> **WHAT YOU NEED TO DO**
Repeat each line of the material word for word.

> **SUPPLIED DATA**

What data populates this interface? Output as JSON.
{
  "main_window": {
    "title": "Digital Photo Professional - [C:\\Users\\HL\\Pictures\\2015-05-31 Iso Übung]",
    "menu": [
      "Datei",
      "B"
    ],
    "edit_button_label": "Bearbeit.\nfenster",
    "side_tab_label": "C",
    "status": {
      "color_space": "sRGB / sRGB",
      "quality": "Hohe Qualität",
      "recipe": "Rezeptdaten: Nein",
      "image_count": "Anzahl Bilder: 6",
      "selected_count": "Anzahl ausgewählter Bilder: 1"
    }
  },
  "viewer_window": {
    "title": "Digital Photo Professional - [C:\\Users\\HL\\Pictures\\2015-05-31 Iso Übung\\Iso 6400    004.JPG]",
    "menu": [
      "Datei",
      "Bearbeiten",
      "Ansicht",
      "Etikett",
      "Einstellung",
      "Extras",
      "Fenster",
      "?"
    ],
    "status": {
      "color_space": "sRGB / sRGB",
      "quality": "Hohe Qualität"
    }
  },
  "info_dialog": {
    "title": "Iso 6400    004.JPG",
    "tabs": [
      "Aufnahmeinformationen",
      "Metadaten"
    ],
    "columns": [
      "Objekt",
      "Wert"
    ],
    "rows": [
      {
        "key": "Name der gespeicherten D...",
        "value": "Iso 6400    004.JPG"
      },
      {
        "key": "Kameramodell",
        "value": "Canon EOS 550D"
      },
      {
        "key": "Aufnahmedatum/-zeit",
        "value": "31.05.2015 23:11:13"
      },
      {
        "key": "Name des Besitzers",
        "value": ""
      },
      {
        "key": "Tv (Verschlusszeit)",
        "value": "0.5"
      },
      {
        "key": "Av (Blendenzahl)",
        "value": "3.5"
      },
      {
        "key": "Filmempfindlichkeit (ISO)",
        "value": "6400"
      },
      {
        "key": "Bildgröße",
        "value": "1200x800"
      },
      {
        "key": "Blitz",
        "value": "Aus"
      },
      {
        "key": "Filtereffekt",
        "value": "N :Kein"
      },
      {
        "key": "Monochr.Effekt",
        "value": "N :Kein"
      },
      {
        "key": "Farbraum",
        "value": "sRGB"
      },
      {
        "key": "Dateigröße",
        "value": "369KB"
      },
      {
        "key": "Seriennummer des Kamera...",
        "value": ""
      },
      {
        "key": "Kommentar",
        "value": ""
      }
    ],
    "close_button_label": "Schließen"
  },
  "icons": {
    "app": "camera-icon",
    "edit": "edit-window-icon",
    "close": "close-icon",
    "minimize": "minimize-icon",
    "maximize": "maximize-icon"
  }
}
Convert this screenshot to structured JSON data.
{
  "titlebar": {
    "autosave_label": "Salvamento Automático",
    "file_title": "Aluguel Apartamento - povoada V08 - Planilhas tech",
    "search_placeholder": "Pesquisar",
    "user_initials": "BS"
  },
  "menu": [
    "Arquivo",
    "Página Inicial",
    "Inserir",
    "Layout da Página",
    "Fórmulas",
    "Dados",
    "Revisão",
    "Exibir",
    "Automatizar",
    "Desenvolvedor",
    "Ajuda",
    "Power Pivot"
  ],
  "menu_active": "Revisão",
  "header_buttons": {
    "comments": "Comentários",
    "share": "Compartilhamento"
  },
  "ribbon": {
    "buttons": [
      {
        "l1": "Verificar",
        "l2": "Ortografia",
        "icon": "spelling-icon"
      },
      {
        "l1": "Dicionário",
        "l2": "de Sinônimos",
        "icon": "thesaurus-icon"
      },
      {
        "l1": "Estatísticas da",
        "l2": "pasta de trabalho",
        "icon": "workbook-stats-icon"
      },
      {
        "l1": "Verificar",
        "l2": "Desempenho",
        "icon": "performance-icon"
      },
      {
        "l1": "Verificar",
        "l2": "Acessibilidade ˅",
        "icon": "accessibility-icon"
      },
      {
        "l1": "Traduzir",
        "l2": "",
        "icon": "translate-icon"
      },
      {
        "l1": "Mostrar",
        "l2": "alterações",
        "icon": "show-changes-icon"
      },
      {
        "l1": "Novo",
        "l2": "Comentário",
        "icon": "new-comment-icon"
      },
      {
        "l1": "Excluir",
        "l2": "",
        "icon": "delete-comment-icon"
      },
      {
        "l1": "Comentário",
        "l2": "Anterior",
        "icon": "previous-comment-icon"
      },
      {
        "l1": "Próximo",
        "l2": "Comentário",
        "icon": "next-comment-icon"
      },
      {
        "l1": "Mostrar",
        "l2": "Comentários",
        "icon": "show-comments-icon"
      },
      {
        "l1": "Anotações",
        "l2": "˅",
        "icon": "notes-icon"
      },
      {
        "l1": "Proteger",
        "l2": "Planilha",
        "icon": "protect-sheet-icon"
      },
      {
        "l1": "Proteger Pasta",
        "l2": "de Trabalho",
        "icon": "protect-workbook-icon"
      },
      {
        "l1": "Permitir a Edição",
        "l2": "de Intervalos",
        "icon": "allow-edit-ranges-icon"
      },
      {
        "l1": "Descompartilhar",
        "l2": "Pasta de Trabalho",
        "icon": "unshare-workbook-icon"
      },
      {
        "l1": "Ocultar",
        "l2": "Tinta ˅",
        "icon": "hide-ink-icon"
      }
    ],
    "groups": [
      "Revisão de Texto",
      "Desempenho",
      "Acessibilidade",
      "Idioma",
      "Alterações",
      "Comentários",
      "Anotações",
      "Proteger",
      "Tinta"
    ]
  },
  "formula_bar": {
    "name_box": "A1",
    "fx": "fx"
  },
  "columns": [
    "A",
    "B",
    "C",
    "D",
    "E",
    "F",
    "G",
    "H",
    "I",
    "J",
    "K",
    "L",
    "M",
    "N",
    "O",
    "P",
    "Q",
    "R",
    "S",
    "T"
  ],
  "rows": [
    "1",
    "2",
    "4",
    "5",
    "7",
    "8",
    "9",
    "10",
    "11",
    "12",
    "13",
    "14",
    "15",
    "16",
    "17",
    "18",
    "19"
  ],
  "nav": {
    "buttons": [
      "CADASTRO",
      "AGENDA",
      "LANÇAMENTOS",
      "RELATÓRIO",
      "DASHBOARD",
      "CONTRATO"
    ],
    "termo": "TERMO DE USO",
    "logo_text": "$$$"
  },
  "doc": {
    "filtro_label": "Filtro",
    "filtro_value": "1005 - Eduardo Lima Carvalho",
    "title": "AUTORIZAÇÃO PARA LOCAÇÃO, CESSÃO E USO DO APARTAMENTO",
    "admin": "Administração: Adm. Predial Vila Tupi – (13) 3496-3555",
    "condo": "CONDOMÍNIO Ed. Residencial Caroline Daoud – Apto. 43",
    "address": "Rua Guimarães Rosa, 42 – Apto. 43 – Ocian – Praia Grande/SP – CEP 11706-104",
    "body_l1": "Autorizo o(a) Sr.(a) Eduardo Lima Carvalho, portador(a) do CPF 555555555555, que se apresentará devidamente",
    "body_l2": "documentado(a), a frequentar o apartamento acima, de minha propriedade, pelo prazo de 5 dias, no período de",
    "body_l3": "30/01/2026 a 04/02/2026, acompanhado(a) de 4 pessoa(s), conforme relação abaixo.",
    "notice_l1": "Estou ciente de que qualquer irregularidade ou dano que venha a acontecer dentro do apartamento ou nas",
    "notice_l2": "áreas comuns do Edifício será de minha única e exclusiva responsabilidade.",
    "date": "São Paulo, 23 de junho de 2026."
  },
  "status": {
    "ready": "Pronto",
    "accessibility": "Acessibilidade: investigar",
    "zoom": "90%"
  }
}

> **EXPECTED ANSWER**
What data populates this interface? Output as JSON.
{
  "main_window": {
    "title": "Digital Photo Professional - [C:\\Users\\HL\\Pictures\\2015-05-31 Iso Übung]",
    "menu": [
      "Datei",
      "B"
    ],
    "edit_button_label": "Bearbeit.\nfenster",
    "side_tab_label": "C",
    "status": {
      "color_space": "sRGB / sRGB",
      "quality": "Hohe Qualität",
      "recipe": "Rezeptdaten: Nein",
      "image_count": "Anzahl Bilder: 6",
      "selected_count": "Anzahl ausgewählter Bilder: 1"
    }
  },
  "viewer_window": {
    "title": "Digital Photo Professional - [C:\\Users\\HL\\Pictures\\2015-05-31 Iso Übung\\Iso 6400    004.JPG]",
    "menu": [
      "Datei",
      "Bearbeiten",
      "Ansicht",
      "Etikett",
      "Einstellung",
      "Extras",
      "Fenster",
      "?"
    ],
    "status": {
      "color_space": "sRGB / sRGB",
      "quality": "Hohe Qualität"
    }
  },
  "info_dialog": {
    "title": "Iso 6400    004.JPG",
    "tabs": [
      "Aufnahmeinformationen",
      "Metadaten"
    ],
    "columns": [
      "Objekt",
      "Wert"
    ],
    "rows": [
      {
        "key": "Name der gespeicherten D...",
        "value": "Iso 6400    004.JPG"
      },
      {
        "key": "Kameramodell",
        "value": "Canon EOS 550D"
      },
      {
        "key": "Aufnahmedatum/-zeit",
        "value": "31.05.2015 23:11:13"
      },
      {
        "key": "Name des Besitzers",
        "value": ""
      },
      {
        "key": "Tv (Verschlusszeit)",
        "value": "0.5"
      },
      {
        "key": "Av (Blendenzahl)",
        "value": "3.5"
      },
      {
        "key": "Filmempfindlichkeit (ISO)",
        "value": "6400"
      },
      {
        "key": "Bildgröße",
        "value": "1200x800"
      },
      {
        "key": "Blitz",
        "value": "Aus"
      },
      {
        "key": "Filtereffekt",
        "value": "N :Kein"
      },
      {
        "key": "Monochr.Effekt",
        "value": "N :Kein"
      },
      {
        "key": "Farbraum",
        "value": "sRGB"
      },
      {
        "key": "Dateigröße",
        "value": "369KB"
      },
      {
        "key": "Seriennummer des Kamera...",
        "value": ""
      },
      {
        "key": "Kommentar",
        "value": ""
      }
    ],
    "close_button_label": "Schließen"
  },
  "icons": {
    "app": "camera-icon",
    "edit": "edit-window-icon",
    "close": "close-icon",
    "minimize": "minimize-icon",
    "maximize": "maximize-icon"
  }
}
Convert this screenshot to structured JSON data.
{
  "titlebar": {
    "autosave_label": "Salvamento Automático",
    "file_title": "Aluguel Apartamento - povoada V08 - Planilhas tech",
    "search_placeholder": "Pesquisar",
    "user_initials": "BS"
  },
  "menu": [
    "Arquivo",
    "Página Inicial",
    "Inserir",
    "Layout da Página",
    "Fórmulas",
    "Dados",
    "Revisão",
    "Exibir",
    "Automatizar",
    "Desenvolvedor",
    "Ajuda",
    "Power Pivot"
  ],
  "menu_active": "Revisão",
  "header_buttons": {
    "comments": "Comentários",
    "share": "Compartilhamento"
  },
  "ribbon": {
    "buttons": [
      {
        "l1": "Verificar",
        "l2": "Ortografia",
        "icon": "spelling-icon"
      },
      {
        "l1": "Dicionário",
        "l2": "de Sinônimos",
        "icon": "thesaurus-icon"
      },
      {
        "l1": "Estatísticas da",
        "l2": "pasta de trabalho",
        "icon": "workbook-stats-icon"
      },
      {
        "l1": "Verificar",
        "l2": "Desempenho",
        "icon": "performance-icon"
      },
      {
        "l1": "Verificar",
        "l2": "Acessibilidade ˅",
        "icon": "accessibility-icon"
      },
      {
        "l1": "Traduzir",
        "l2": "",
        "icon": "translate-icon"
      },
      {
        "l1": "Mostrar",
        "l2": "alterações",
        "icon": "show-changes-icon"
      },
      {
        "l1": "Novo",
        "l2": "Comentário",
        "icon": "new-comment-icon"
      },
      {
        "l1": "Excluir",
        "l2": "",
        "icon": "delete-comment-icon"
      },
      {
        "l1": "Comentário",
        "l2": "Anterior",
        "icon": "previous-comment-icon"
      },
      {
        "l1": "Próximo",
        "l2": "Comentário",
        "icon": "next-comment-icon"
      },
      {
        "l1": "Mostrar",
        "l2": "Comentários",
        "icon": "show-comments-icon"
      },
      {
        "l1": "Anotações",
        "l2": "˅",
        "icon": "notes-icon"
      },
      {
        "l1": "Proteger",
        "l2": "Planilha",
        "icon": "protect-sheet-icon"
      },
      {
        "l1": "Proteger Pasta",
        "l2": "de Trabalho",
        "icon": "protect-workbook-icon"
      },
      {
        "l1": "Permitir a Edição",
        "l2": "de Intervalos",
        "icon": "allow-edit-ranges-icon"
      },
      {
        "l1": "Descompartilhar",
        "l2": "Pasta de Trabalho",
        "icon": "unshare-workbook-icon"
      },
      {
        "l1": "Ocultar",
        "l2": "Tinta ˅",
        "icon": "hide-ink-icon"
      }
    ],
    "groups": [
      "Revisão de Texto",
      "Desempenho",
      "Acessibilidade",
      "Idioma",
      "Alterações",
      "Comentários",
      "Anotações",
      "Proteger",
      "Tinta"
    ]
  },
  "formula_bar": {
    "name_box": "A1",
    "fx": "fx"
  },
  "columns": [
    "A",
    "B",
    "C",
    "D",
    "E",
    "F",
    "G",
    "H",
    "I",
    "J",
    "K",
    "L",
    "M",
    "N",
    "O",
    "P",
    "Q",
    "R",
    "S",
    "T"
  ],
  "rows": [
    "1",
    "2",
    "4",
    "5",
    "7",
    "8",
    "9",
    "10",
    "11",
    "12",
    "13",
    "14",
    "15",
    "16",
    "17",
    "18",
    "19"
  ],
  "nav": {
    "buttons": [
      "CADASTRO",
      "AGENDA",
      "LANÇAMENTOS",
      "RELATÓRIO",
      "DASHBOARD",
      "CONTRATO"
    ],
    "termo": "TERMO DE USO",
    "logo_text": "$$$"
  },
  "doc": {
    "filtro_label": "Filtro",
    "filtro_value": "1005 - Eduardo Lima Carvalho",
    "title": "AUTORIZAÇÃO PARA LOCAÇÃO, CESSÃO E USO DO APARTAMENTO",
    "admin": "Administração: Adm. Predial Vila Tupi – (13) 3496-3555",
    "condo": "CONDOMÍNIO Ed. Residencial Caroline Daoud – Apto. 43",
    "address": "Rua Guimarães Rosa, 42 – Apto. 43 – Ocian – Praia Grande/SP – CEP 11706-104",
    "body_l1": "Autorizo o(a) Sr.(a) Eduardo Lima Carvalho, portador(a) do CPF 555555555555, que se apresentará devidamente",
    "body_l2": "documentado(a), a frequentar o apartamento acima, de minha propriedade, pelo prazo de 5 dias, no período de",
    "body_l3": "30/01/2026 a 04/02/2026, acompanhado(a) de 4 pessoa(s), conforme relação abaixo.",
    "notice_l1": "Estou ciente de que qualquer irregularidade ou dano que venha a acontecer dentro do apartamento ou nas",
    "notice_l2": "áreas comuns do Edifício será de minha única e exclusiva responsabilidade.",
    "date": "São Paulo, 23 de junho de 2026."
  },
  "status": {
    "ready": "Pronto",
    "accessibility": "Acessibilidade: investigar",
    "zoom": "90%"
  }
}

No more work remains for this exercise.